#### Task prompt:
In the listing below, pick out lines with "Adrianne".

#### Material to process:

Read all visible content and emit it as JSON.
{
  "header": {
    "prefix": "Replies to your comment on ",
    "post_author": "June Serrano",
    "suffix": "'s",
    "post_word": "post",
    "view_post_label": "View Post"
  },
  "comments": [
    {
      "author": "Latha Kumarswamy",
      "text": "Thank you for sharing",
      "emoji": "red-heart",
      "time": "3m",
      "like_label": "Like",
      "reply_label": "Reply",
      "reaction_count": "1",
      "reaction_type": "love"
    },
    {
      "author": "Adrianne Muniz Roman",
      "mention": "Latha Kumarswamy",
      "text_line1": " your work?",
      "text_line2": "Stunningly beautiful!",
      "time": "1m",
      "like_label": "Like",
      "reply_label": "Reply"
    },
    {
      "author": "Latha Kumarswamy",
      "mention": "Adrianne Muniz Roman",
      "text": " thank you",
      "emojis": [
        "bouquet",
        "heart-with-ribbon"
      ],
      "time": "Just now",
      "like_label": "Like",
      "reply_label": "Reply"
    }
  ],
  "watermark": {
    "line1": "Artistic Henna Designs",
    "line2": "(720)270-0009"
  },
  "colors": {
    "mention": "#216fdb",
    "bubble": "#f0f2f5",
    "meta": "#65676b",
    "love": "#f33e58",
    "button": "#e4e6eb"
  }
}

#### Solution:
      "author": "Adrianne Muniz Roman",
      "mention": "Adrianne Muniz Roman",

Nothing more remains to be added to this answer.